Of anyone to please, it withers so,
Having no heart to put aside the theft  

And turn again to what it started as,
A joyous shout out to how things ought to be,
Long fallen wide. You can see how it was:
Look at the pictures and the cutlery.
The music in the piano stall. The vase. 

‘Home is so Sad’, The Whitsun Weddings 

Larkin’s poem paints the home as an unfulfilled promise, a reminder of something once hoped for but now lost, ‘A joyous shout of how things ought to be, Long fallen wide’. Freud’s seminal paper ‘The Uncanny’ (1910), helps to illuminate the complex and ambivalent relationship that we have to our own homes.

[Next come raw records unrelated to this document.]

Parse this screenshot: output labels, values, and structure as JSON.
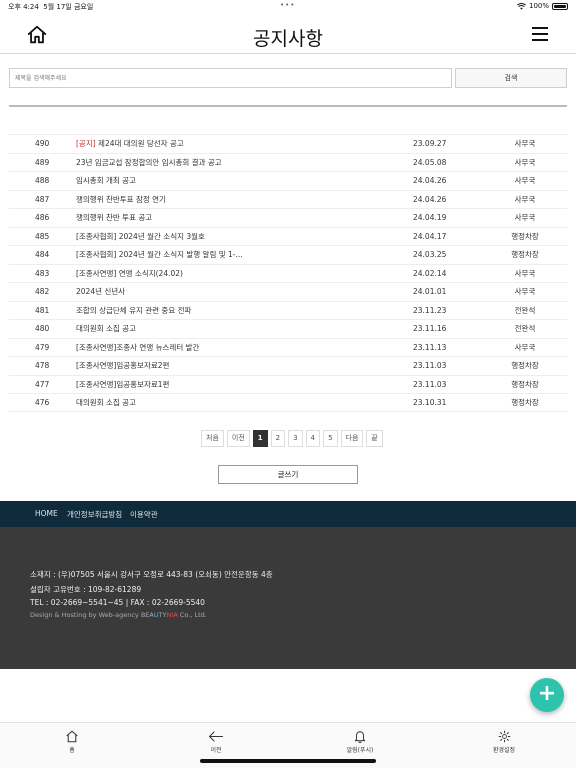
{
  "status": {
    "time": "오후 4:24",
    "date": "5월 17일 금요일",
    "battery": "100%"
  },
  "header": {
    "title": "공지사항"
  },
  "search": {
    "placeholder": "제목을 검색해주세요",
    "button_label": "검색"
  },
  "notices": [
    {
      "num": "490",
      "tag": "[공지]",
      "subject": " 제24대 대의원 당선자 공고",
      "date": "23.09.27",
      "author": "사무국"
    },
    {
      "num": "489",
      "tag": "",
      "subject": "23년 임금교섭 잠정합의안 임시총회 결과 공고",
      "date": "24.05.08",
      "author": "사무국"
    },
    {
      "num": "488",
      "tag": "",
      "subject": "임시총회 개최 공고",
      "date": "24.04.26",
      "author": "사무국"
    },
    {
      "num": "487",
      "tag": "",
      "subject": "쟁의행위 찬반투표 잠정 연기",
      "date": "24.04.26",
      "author": "사무국"
    },
    {
      "num": "486",
      "tag": "",
      "subject": "쟁의행위 찬반 투표 공고",
      "date": "24.04.19",
      "author": "사무국"
    },
    {
      "num": "485",
      "tag": "",
      "subject": "[조종사협회] 2024년 월간 소식지 3월호",
      "date": "24.04.17",
      "author": "행정차장"
    },
    {
      "num": "484",
      "tag": "",
      "subject": "[조종사협회] 2024년 월간 소식지 발행 알림 및 1-...",
      "date": "24.03.25",
      "author": "행정차장"
    },
    {
      "num": "483",
      "tag": "",
      "subject": "[조종사연맹] 연맹 소식지(24.02)",
      "date": "24.02.14",
      "author": "사무국"
    },
    {
      "num": "482",
      "tag": "",
      "subject": "2024년 신년사",
      "date": "24.01.01",
      "author": "사무국"
    },
    {
      "num": "481",
      "tag": "",
      "subject": "조합의 상급단체 유지 관련 중요 전파",
      "date": "23.11.23",
      "author": "전완석"
    },
    {
      "num": "480",
      "tag": "",
      "subject": "대의원회 소집 공고",
      "date": "23.11.16",
      "author": "전완석"
    },
    {
      "num": "479",
      "tag": "",
      "subject": "[조종사연맹]조종사 연맹 뉴스레터 발간",
      "date": "23.11.13",
      "author": "사무국"
    },
    {
      "num": "478",
      "tag": "",
      "subject": "[조종사연맹]임공홍보자료2편",
      "date": "23.11.03",
      "author": "행정차장"
    },
    {
      "num": "477",
      "tag": "",
      "subject": "[조종사연맹]임공홍보자료1편",
      "date": "23.11.03",
      "author": "행정차장"
    },
    {
      "num": "476",
      "tag": "",
      "subject": "대의원회 소집 공고",
      "date": "23.10.31",
      "author": "행정차장"
    }
  ],
  "pagination": {
    "first": "처음",
    "prev": "이전",
    "pages": [
      "1",
      "2",
      "3",
      "4",
      "5"
    ],
    "current": "1",
    "next": "다음",
    "last": "끝"
  },
  "write_button": "글쓰기",
  "footer_nav": {
    "home": "HOME",
    "privacy": "개인정보취급방침",
    "terms": "이용약관"
  },
  "footer": {
    "address": "소재지 : (우)07505 서울시 강서구 오정로 443-83 (오쇠동) 안전운항동 4층",
    "business_no": "설립자 고유번호 : 109-82-61289",
    "tel_fax": "TEL : 02-2669~5541~45 | FAX : 02-2669-5540",
    "credit_prefix": "Design & Hosting by Web-agency BEA",
    "credit_b1": "U",
    "credit_mid": "TY",
    "credit_b2": "NIA",
    "credit_suffix": " Co., Ltd."
  },
  "fab": {
    "icon": "plus-icon"
  },
  "tabbar": {
    "home": "홈",
    "back": "이전",
    "alarm": "알림(푸시)",
    "settings": "환경설정"
  },
  "colors": {
    "accent": "#2ec3ad",
    "footer_nav_bg": "#0f2a3a",
    "footer_bg": "#3a3a3a",
    "notice_tag": "#c0312b"
  }
}
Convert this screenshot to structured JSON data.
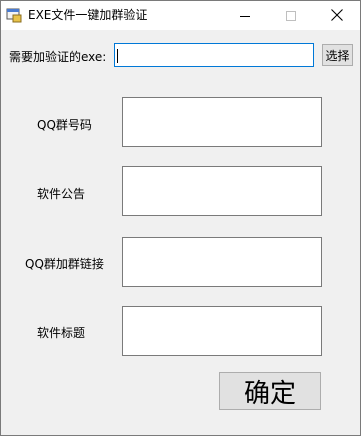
{
  "window": {
    "title": "EXE文件一键加群验证"
  },
  "form": {
    "exe_label": "需要加验证的exe:",
    "exe_value": "",
    "browse_label": "选择",
    "qq_group_label": "QQ群号码",
    "qq_group_value": "",
    "notice_label": "软件公告",
    "notice_value": "",
    "join_link_label": "QQ群加群链接",
    "join_link_value": "",
    "software_title_label": "软件标题",
    "software_title_value": "",
    "confirm_label": "确定"
  },
  "icons": {
    "app": "app-icon",
    "minimize": "minimize-icon",
    "maximize": "maximize-icon",
    "close": "close-icon"
  }
}
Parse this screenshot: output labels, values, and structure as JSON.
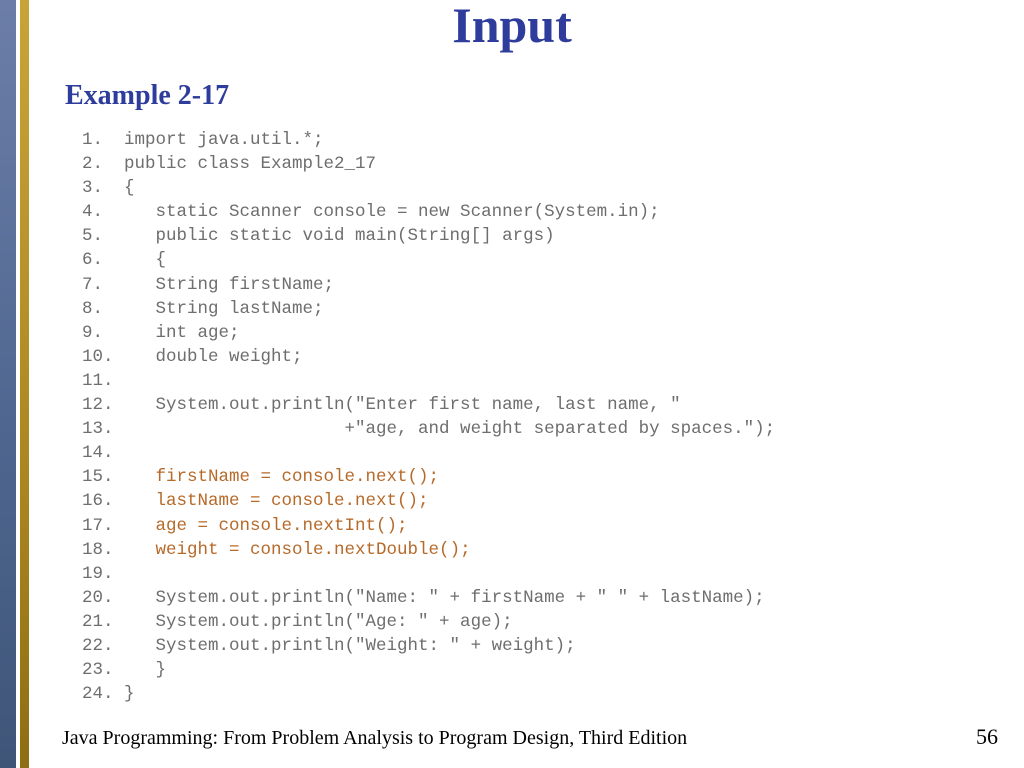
{
  "title": "Input",
  "subtitle": "Example 2-17",
  "code_plain": [
    "1.  import java.util.*;",
    "2.  public class Example2_17",
    "3.  {",
    "4.     static Scanner console = new Scanner(System.in);",
    "5.     public static void main(String[] args)",
    "6.     {",
    "7.     String firstName;",
    "8.     String lastName;",
    "9.     int age;",
    "10.    double weight;",
    "11.",
    "12.    System.out.println(\"Enter first name, last name, \"",
    "13.                      +\"age, and weight separated by spaces.\");",
    "14.",
    "15.    firstName = console.next();",
    "16.    lastName = console.next();",
    "17.    age = console.nextInt();",
    "18.    weight = console.nextDouble();",
    "19.",
    "20.    System.out.println(\"Name: \" + firstName + \" \" + lastName);",
    "21.    System.out.println(\"Age: \" + age);",
    "22.    System.out.println(\"Weight: \" + weight);",
    "23.    }",
    "24. }"
  ],
  "highlight_lines": [
    15,
    16,
    17,
    18
  ],
  "footer_left": "Java Programming: From Problem Analysis to Program Design, Third Edition",
  "footer_right": "56"
}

The German title of the paper, ‘Das Unheimliche’, literally translates as  ‘the unhomely’, and in the first part of the text, through a linguistic analysis of the opposites heimlich-unheimlich, Freud shows how the two words, rather than being opposites, somehow blend into one another, exposing the relationship as a false binary. ‘Thus heimlich is a word the meaning of which develops in the direction of ambivalence, until it finally coincides with its opposite, unheimlichUnheimlich is in some way or other a sub-species of heimlich’.  

The ambivalence that Freud discovered in this concept is fundamental to the psychoanalytic world view. That opposites can exist side by side, that ‘the homely’ can at the same time be the ‘unhomely’, hints at why Larkin’s ‘music in the piano stall. That vase’, can contain such emotional charge. If, as Freud suggested, ‘the ego is not master in its own house’, then perhaps the physical spaces that we inhabit, our own homes, exist for us on the continuum of the homely-unhomely. Freud’s paper ‘The Uncanny’, is full of doublings, mirror images and hauntings, which can help us to understand why the fulfillment of our collective wish to spend more time at home may not be as trouble-free as was once thought. 

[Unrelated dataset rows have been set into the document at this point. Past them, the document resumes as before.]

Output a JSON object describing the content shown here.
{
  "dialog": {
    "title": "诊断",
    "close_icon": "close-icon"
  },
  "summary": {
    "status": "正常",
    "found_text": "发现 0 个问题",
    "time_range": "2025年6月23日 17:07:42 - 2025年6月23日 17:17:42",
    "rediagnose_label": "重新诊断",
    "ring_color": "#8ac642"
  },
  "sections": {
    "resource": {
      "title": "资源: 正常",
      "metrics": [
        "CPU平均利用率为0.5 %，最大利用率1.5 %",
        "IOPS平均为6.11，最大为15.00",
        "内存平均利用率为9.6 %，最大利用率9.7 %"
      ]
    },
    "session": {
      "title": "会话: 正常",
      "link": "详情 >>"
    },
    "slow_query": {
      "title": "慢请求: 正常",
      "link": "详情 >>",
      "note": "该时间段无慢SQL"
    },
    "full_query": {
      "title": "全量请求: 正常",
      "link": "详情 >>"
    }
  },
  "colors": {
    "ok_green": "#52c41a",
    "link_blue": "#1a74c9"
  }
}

  • frank marchese
    April 9, 2020 | Permalink | Reply to this comment

    When I compare Freud’s original study at Bergasse 19 to 20 Maresfield Gardens, I experience the sentiment in keeping with Sergei Pankijeff’s comment, that the Bergasse 19 study gives a ‘feeling of sacred peace and quiet’. The study at Bergasse 19, being somewhat somber and yet tastefully furnished with ancient artifacts, has the stamp of the seriousness of psychoanalysis. It is a space where the exploration of the unconscious, requiring thoughtful reflection and the deepening of feeling, can truly happen. The study at 20 Maresfield Gardens is bright, cheerful, and in keeping with a modern lightheartedness of ‘smile and be happy’. Would an analysand at 20 Maresfield Gardens take seriously Freud’s sobering comment: ‘the best we can hope for is to convert hysterical misery into common unhappiness.’ ? Or, would upon hearing the latter comment, come to experience psychoanalysis as failing to deliver the wished for salvation from the realities of displeasure to unbounded optimism and joy!

    Thank you,
    Frank J. Marchese, PhD
    Dept. of Psychology
    York University
    Toronto, Canada

Leave a Comment

Your email is never published nor shared. Required fields are marked *